WORK INSTRUCTION: Scan the data below for the string "proyecto". Copy every line where it appears.

Dataset rows for apps and sites:
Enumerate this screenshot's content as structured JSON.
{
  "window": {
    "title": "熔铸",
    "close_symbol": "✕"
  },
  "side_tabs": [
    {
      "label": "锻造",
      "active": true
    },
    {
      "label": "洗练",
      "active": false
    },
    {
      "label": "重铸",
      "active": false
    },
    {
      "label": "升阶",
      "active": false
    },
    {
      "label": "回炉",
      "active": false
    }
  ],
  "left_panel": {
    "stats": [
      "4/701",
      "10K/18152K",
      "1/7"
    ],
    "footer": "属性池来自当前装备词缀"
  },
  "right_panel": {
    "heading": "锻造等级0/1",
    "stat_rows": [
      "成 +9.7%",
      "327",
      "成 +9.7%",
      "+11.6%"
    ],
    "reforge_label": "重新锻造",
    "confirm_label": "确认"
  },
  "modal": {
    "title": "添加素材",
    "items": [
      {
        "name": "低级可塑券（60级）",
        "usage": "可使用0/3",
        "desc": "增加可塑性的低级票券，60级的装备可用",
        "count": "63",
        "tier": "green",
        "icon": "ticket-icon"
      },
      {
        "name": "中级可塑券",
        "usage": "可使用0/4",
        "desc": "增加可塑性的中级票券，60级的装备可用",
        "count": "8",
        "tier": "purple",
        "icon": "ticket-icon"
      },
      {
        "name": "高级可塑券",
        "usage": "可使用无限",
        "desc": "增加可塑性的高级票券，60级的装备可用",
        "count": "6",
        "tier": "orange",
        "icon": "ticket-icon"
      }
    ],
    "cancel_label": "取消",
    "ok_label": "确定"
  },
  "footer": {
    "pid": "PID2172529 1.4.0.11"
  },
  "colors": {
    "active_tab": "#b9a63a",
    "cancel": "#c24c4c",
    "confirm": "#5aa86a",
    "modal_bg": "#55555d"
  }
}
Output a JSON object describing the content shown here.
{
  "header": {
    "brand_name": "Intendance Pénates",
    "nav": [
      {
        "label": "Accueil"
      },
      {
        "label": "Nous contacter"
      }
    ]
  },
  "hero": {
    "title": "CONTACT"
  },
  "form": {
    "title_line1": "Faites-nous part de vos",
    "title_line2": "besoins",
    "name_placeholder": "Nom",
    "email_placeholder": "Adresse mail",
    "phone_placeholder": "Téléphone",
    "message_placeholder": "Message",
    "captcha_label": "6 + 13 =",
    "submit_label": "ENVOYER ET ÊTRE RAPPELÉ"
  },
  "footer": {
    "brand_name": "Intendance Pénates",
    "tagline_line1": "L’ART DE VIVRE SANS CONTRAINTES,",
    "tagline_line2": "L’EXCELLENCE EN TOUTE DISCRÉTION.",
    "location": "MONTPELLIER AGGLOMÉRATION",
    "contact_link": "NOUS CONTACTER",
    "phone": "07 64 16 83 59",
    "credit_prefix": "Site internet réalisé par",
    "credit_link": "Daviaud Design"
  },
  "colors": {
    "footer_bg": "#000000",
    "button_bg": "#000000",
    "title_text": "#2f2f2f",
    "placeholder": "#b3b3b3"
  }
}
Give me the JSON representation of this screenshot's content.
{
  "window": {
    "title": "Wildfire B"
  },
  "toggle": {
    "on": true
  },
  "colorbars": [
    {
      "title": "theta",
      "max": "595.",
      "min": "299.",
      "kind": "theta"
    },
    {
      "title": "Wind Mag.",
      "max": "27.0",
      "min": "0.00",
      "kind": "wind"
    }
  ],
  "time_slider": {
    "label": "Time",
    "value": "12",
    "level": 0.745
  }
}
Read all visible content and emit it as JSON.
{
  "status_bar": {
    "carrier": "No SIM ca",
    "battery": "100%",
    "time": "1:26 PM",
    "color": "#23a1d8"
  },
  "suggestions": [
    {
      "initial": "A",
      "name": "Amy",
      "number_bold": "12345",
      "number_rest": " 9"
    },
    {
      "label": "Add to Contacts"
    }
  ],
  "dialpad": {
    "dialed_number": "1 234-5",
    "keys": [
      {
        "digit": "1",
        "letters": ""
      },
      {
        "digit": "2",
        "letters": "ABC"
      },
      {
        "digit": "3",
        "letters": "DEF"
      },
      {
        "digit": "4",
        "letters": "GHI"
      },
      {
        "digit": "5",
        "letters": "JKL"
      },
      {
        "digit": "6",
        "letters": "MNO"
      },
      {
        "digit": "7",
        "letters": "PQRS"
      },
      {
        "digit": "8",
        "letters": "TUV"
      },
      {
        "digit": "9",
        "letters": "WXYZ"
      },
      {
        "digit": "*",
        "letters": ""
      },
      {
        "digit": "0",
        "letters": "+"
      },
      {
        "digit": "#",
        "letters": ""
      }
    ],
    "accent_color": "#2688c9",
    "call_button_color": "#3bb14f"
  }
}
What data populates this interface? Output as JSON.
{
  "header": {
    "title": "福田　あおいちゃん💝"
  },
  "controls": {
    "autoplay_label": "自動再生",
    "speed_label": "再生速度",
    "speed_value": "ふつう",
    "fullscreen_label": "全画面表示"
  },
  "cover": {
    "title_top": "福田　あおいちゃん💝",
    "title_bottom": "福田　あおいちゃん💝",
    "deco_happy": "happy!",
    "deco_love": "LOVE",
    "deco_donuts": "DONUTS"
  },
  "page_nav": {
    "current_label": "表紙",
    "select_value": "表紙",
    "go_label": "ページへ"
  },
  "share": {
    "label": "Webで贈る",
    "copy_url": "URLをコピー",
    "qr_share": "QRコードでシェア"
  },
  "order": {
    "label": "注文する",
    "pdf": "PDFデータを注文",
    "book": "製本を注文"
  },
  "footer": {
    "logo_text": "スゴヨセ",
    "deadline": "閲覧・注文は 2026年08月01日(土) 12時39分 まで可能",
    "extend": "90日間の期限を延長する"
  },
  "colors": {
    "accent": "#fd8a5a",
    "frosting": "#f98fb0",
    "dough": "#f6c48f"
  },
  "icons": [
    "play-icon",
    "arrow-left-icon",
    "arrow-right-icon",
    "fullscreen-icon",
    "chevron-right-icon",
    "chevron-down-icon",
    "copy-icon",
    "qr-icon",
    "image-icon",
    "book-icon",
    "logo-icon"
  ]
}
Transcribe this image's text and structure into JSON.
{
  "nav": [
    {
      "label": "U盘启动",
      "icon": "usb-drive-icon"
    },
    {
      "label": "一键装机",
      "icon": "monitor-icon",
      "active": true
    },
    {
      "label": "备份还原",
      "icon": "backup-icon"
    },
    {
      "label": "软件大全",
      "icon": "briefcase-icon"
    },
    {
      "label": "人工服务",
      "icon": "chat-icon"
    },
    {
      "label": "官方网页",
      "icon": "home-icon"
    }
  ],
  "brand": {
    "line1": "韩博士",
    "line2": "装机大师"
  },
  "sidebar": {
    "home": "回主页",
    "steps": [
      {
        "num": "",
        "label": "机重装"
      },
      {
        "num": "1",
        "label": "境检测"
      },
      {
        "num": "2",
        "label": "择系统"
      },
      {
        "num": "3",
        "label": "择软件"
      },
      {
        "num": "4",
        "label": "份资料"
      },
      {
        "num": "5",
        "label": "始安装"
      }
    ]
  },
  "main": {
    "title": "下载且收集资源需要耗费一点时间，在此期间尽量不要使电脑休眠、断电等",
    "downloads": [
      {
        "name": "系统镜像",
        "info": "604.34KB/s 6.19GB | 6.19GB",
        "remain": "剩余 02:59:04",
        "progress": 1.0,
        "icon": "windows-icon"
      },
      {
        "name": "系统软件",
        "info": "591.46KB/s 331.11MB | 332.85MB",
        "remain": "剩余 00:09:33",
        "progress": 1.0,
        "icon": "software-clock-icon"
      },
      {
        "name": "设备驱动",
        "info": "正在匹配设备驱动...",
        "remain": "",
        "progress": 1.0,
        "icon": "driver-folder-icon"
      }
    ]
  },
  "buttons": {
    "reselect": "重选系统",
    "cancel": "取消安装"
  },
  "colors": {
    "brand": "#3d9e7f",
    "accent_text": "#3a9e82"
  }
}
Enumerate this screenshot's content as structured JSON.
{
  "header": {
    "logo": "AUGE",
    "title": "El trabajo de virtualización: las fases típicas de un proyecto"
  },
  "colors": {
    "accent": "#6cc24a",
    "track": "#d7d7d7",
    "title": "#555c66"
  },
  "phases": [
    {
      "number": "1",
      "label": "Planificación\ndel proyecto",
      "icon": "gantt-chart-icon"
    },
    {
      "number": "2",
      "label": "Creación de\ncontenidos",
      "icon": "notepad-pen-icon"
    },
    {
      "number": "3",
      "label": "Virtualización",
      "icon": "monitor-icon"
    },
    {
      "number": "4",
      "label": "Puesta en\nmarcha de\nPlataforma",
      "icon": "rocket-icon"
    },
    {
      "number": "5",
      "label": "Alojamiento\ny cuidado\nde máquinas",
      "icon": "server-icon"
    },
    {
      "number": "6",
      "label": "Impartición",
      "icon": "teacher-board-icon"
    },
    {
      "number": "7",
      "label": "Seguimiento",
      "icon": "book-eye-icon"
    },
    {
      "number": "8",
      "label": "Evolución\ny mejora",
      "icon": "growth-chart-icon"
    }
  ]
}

TASK ANSWER:
    "title": "El trabajo de virtualización: las fases típicas de un proyecto"
      "label": "Planificación\ndel proyecto",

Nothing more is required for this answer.